AÂ REO, or Real estate owned (or commonly called Bank owned) property is one that is owned by a lender after an unsuccessful sale at a foreclosure auction. The lender will typically set the opening bid at a foreclosure auction for close to the outstanding loan amount. In todays market this price is often higher than the properties current value. As a result, there are usually no bids at the foreclosure auction and the lender legally repossesses the property. As soon as the lender repossess the property it is listed on their books as REO and categorized as a non-performing asset.
Buying a REO Property
Every lender handles REO properties a little differently; but they all have the same goal: Â get the best price possible for the asset. Lenders have no interest (or incentive) to dump a bunch of cheap real estate into a given market. Although many times you can get a property that is slightly undervalued for the market its not a given that an REO will be a great deal. In fact, work with your Realtor closely to ensure you are paying a fair market value for the home – factoring in any renovation costs. And never get caught up in a bidding war type situation.
REO properties that were insured by the Federal Housing Administration (FHA) are sold by the US Department of Housing and Urban Development (HUD). HUD homes are actually sold in a much different manner than most REO properties. HUD homes are sold at a blind auction where prospective owner-occupents are given a period of time to make a successful bid and then owner-investors.
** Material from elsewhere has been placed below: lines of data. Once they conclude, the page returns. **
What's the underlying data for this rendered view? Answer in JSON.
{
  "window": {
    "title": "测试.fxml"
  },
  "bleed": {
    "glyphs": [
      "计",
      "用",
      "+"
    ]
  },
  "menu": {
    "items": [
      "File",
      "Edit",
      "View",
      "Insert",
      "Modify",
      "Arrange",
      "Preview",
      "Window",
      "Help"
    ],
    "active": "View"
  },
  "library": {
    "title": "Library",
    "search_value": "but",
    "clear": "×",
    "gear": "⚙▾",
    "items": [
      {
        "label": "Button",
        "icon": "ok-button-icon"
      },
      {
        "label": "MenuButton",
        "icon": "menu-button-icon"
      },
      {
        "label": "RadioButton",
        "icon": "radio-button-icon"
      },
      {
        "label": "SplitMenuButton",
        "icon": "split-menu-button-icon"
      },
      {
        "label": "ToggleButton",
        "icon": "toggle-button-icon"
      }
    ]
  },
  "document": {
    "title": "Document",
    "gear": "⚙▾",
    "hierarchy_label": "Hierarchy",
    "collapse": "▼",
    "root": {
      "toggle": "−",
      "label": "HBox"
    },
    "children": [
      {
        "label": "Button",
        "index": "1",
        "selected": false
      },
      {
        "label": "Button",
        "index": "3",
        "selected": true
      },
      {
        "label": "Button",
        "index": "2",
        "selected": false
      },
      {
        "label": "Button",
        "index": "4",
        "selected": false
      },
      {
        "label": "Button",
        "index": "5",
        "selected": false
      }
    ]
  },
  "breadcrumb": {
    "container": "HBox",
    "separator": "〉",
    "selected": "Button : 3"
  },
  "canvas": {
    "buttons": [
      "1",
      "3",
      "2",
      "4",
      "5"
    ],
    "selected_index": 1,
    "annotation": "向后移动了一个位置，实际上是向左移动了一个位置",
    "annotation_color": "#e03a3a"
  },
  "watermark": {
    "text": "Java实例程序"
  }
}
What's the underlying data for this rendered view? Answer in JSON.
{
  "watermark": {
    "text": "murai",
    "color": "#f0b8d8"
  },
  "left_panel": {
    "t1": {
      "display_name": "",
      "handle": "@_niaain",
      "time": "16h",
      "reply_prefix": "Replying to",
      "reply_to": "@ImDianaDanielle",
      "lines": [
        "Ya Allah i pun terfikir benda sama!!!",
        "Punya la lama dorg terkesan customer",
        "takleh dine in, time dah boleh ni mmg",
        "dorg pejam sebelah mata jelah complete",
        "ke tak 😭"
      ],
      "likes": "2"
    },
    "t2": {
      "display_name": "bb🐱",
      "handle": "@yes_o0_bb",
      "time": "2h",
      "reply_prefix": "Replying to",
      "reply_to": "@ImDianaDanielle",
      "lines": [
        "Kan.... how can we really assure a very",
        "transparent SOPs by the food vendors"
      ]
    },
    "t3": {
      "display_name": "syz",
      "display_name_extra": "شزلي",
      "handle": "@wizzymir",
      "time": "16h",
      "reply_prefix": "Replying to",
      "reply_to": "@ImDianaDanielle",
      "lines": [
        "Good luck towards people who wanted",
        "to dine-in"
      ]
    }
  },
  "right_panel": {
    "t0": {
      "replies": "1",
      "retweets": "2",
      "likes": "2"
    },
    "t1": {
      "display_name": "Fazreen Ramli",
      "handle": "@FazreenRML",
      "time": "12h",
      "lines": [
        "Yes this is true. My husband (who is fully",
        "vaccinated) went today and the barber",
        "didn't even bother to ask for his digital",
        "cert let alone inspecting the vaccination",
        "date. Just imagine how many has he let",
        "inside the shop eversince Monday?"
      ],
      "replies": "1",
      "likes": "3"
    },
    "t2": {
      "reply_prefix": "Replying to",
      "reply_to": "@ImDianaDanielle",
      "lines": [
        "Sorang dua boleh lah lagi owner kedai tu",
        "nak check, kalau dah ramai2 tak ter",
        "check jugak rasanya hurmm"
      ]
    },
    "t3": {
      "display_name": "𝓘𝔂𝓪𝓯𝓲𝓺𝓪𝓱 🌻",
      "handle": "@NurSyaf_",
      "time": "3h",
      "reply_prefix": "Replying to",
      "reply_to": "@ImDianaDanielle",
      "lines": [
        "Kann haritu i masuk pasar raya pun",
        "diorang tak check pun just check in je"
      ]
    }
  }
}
You can find all REO property listings in the bank owned section of my site! And if you have any questions please don’t hesitate to contact me with questions. And of course no blog post would be complete without me pushing my very informative and fun monthly newsletter!